**What to do:**
Return all of the entries exactly, with nothing added or left out.

Records to use Block Start

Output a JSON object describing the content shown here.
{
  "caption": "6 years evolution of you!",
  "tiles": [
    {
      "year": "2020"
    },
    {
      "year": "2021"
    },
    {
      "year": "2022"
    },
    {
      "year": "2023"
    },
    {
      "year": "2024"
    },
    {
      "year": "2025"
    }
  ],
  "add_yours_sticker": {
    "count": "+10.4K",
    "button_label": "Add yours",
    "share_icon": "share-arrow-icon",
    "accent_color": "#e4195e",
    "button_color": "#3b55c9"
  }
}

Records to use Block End

**Solution for this task:**
Output a JSON object describing the content shown here.
{
  "caption": "6 years evolution of you!",
  "tiles": [
    {
      "year": "2020"
    },
    {
      "year": "2021"
    },
    {
      "year": "2022"
    },
    {
      "year": "2023"
    },
    {
      "year": "2024"
    },
    {
      "year": "2025"
    }
  ],
  "add_yours_sticker": {
    "count": "+10.4K",
    "button_label": "Add yours",
    "share_icon": "share-arrow-icon",
    "accent_color": "#e4195e",
    "button_color": "#3b55c9"
  }
}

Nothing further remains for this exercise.